Distress prep

Summer was a waste. Not in the usual ways, not because the long days flowed strangely and consumed more of me than I’d imagined. But because I sat idly by and let it be wasted. Me in my ill-fitting bathing suit reading the first chapters of a thousand books on my porch swing. Me under the same strange corrugated roof browsing magazines and listening to podcasts, naming birds and watching smoke under the assumption that I’d not forgotten how to be productive. Summer was a waste and I welcomed it, the same as pouring a bottle of liquor down the drain. Sure it could have numbed me some but that’s no reason to make an ass of myself.

Then equinox came and the days got shorter and reminded me to ask, what is it that’s killing me? Is it the momentary lapses? The moments where I imagine I’m not socially stunted white trash leaning in a plastic lawn chair against the dun-painted side of a rented double-wide trailer. The moments when I imagine I felt something clever, something universal, something beyond the smoke and the sky as red as the selfish politics that consistently isolate and alienate me from my neighbors? Was being hopeful killing me? Or was it just my softness? My edges? My schemes?

I got an unexpected acceptance letter in August and spent September telling myself stories that there was no journal and the editor accepted my work out of pity for other editors — so I’d stop submitting. Now it’s October and I’m out of stories. With another project, my collaborator is demanding that we pin down a title before we go live, but I’m still running laps in this:

iv. Proserpina

Where have you gone, my dear?
I waited there for you
blooming in scorched hoofprints
where death-black horses trod,
until I succumbed,
a casualty of will,
gone to seed
and slumber,
cycle stronger
than form.

I will look for you this summer,
when I bloom:
held fast
by live roots,
stardust pipeline
where neither way is out.

I will look for you this summer,
in the place where we both grew

My linguistic circuits lapsing, it’s all feeling. It’s a solid wall of Midwest high August humidity as experienced for the first time. It’s pressure suffocation, boards and stones and misplaced morals. It’s waking to the sound of the ocean but seeing the mountains. It’s each card falling at the wrong angle and poking my palms when I try to gather them up. It’s not block, but a thousand things I know as thorns and glass and salt in the soles of my feet and my best translation is simply to howl in pain. Some communicator, some lighthouse, some great adult I am.

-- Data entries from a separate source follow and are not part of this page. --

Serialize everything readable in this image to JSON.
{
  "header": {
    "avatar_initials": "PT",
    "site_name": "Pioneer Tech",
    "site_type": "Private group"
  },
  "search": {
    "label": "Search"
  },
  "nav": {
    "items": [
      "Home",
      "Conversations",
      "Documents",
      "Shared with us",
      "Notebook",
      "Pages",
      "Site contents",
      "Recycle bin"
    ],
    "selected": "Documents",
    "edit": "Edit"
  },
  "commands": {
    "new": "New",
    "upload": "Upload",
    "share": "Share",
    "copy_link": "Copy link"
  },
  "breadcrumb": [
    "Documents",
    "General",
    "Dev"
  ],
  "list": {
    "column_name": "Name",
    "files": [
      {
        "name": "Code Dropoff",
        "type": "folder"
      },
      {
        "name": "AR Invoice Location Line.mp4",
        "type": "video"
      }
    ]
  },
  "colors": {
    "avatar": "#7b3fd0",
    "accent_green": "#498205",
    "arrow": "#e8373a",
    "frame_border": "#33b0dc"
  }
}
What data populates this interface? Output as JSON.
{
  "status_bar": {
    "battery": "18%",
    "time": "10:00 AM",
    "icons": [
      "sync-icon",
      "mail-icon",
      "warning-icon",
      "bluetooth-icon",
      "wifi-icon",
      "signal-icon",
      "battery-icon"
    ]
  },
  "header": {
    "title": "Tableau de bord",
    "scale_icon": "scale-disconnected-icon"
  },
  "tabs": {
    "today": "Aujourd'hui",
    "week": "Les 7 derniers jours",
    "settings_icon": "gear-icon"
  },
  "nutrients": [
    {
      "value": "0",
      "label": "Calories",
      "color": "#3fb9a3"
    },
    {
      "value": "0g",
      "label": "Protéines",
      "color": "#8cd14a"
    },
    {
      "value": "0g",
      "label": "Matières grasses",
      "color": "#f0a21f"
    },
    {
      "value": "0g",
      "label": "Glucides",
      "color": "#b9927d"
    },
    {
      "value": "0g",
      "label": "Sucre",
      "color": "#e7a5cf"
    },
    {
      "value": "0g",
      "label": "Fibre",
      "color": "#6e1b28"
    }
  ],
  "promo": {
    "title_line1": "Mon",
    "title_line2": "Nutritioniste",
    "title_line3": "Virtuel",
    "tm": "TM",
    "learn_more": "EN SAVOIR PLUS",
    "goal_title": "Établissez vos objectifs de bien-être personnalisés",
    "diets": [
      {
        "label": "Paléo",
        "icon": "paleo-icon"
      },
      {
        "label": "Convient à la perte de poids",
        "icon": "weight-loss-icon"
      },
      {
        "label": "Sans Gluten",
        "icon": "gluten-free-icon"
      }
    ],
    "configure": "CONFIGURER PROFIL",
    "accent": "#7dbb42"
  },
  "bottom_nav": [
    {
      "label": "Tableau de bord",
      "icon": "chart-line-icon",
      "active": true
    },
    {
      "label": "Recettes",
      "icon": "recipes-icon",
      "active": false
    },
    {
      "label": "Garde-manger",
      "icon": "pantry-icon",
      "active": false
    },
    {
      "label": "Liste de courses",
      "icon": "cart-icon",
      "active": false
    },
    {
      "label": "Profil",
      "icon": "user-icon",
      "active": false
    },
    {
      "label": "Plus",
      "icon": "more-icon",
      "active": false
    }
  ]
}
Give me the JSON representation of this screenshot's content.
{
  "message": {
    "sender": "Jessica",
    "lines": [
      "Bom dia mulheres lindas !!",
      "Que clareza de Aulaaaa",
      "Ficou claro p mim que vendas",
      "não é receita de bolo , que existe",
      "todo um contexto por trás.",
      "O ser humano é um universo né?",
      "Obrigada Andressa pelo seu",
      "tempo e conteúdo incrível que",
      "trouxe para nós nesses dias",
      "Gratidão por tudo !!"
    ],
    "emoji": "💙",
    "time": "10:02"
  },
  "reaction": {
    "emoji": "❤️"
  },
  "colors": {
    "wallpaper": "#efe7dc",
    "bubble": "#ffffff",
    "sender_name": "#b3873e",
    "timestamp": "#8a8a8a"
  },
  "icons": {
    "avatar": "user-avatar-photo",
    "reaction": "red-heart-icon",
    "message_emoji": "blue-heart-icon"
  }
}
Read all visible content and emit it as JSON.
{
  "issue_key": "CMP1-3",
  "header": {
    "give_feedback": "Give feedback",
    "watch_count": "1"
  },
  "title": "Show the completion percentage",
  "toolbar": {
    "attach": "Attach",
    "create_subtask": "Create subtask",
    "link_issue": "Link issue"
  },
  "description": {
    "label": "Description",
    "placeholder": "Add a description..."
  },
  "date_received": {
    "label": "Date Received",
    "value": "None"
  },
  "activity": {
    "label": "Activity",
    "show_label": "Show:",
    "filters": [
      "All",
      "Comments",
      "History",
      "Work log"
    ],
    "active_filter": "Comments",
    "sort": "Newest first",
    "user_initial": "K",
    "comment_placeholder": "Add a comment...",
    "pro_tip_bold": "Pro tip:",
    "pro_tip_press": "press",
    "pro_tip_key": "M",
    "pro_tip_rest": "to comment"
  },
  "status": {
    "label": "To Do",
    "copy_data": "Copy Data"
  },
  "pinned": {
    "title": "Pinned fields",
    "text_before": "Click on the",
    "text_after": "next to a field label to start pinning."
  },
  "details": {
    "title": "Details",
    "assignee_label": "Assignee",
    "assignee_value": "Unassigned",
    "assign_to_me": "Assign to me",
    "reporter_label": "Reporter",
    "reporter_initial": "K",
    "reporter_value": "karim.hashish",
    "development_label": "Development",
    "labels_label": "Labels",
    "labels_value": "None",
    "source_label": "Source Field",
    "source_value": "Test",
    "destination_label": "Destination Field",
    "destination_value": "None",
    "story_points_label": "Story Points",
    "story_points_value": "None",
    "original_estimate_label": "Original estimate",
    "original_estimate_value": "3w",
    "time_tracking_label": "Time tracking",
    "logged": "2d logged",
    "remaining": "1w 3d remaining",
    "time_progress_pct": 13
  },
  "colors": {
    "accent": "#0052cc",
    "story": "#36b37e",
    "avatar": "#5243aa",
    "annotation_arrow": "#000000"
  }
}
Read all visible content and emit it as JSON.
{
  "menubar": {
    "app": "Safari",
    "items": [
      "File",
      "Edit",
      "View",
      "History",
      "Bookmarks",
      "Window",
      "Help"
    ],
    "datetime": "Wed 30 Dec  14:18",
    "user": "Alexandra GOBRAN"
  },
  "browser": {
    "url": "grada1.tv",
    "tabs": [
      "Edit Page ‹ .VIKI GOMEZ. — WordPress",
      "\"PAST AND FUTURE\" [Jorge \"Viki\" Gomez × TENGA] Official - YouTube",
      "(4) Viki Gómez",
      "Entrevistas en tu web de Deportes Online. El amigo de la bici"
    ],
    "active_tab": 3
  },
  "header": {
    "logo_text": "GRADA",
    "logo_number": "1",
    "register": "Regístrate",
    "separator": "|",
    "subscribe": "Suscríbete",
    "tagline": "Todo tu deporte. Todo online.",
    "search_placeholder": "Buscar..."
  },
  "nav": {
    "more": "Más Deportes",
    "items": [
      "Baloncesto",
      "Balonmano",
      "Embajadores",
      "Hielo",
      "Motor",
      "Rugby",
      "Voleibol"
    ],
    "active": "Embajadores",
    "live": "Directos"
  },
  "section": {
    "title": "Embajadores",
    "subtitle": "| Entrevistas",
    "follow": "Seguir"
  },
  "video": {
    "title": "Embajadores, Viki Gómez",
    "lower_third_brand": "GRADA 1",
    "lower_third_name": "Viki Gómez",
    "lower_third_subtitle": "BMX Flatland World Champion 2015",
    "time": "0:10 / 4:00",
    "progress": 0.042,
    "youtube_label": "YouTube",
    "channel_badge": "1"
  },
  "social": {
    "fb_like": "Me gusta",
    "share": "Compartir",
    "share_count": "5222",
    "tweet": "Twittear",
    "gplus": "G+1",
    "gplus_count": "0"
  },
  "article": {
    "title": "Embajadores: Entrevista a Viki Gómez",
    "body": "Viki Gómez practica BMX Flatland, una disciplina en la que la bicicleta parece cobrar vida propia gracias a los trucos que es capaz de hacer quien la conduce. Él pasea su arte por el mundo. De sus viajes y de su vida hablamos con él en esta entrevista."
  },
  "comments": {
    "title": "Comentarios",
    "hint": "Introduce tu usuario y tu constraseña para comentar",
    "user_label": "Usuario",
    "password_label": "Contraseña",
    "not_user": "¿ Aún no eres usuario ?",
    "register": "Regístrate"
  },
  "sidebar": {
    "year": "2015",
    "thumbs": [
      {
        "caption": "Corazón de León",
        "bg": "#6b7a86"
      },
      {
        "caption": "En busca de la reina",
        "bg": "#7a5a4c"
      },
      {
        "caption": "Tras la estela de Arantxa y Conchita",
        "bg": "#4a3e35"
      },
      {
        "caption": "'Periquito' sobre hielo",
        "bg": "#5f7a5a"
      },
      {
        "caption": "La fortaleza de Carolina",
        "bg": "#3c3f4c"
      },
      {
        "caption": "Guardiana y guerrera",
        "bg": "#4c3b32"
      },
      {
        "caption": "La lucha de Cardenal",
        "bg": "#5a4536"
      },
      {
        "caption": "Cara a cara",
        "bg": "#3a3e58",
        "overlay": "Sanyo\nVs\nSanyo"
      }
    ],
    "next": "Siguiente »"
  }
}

Next month will be November, next month I will have to pretend this year is business as normal. Next month I’ll look happy enough, not sure how I’ll feel. See you then.

To tear a thing down

I am a shaky doubtful thing with a mind like a megaphone and a knack for saying and feeling the precise wrong thing.

I’ve ran off heroes, friends and enemies. I’ve ignored the most virulent of detractors, always able to make myself disappear. I can only imagine people look at me and say, “Hey, it’s just not worth it.”

I echo them: (Nothing to see here.) Zero eye contact, hands in pockets. A book appears from a bag. “She’s gone,” they think and I am.

It’s a habit. It’s been thirty-two years of “I’m not good enough,” “I don’t feel human,” “Forget I said a thing.” It’s been thirty-two years of hiding and staying hidden and leaning on the shortness of memory when recording unimportant things.

I will tell myself I’m the least important of them all. Soft voice, soothingly.

I will tear a motherfucker down and build it again. I’m shit at maintenance but I can build a thing or two. These hands, fingers like twigs, silent palms with nothing lines, these hands can be mighty.

Nothing to see here. I’m the least important of them all. Soft voice, soothing, soothing.

I will try again. I think. For the love of it. I will cut short this season of self-doubt and demolition because while I’m tearing it down I can’t help but think of the ways I would build it back up again.

Storage unit

After years of having my own website and trying to squeeze in time to tinker with the finicky details of a layout, I’ve moved my portfolio onto WordPress hosting.

It kind of feels like I’m moving all of my belongings into a temporary storage unit while I wander. I don’t want the responsibility of a permanent home and so everything is here — compact, but searchable.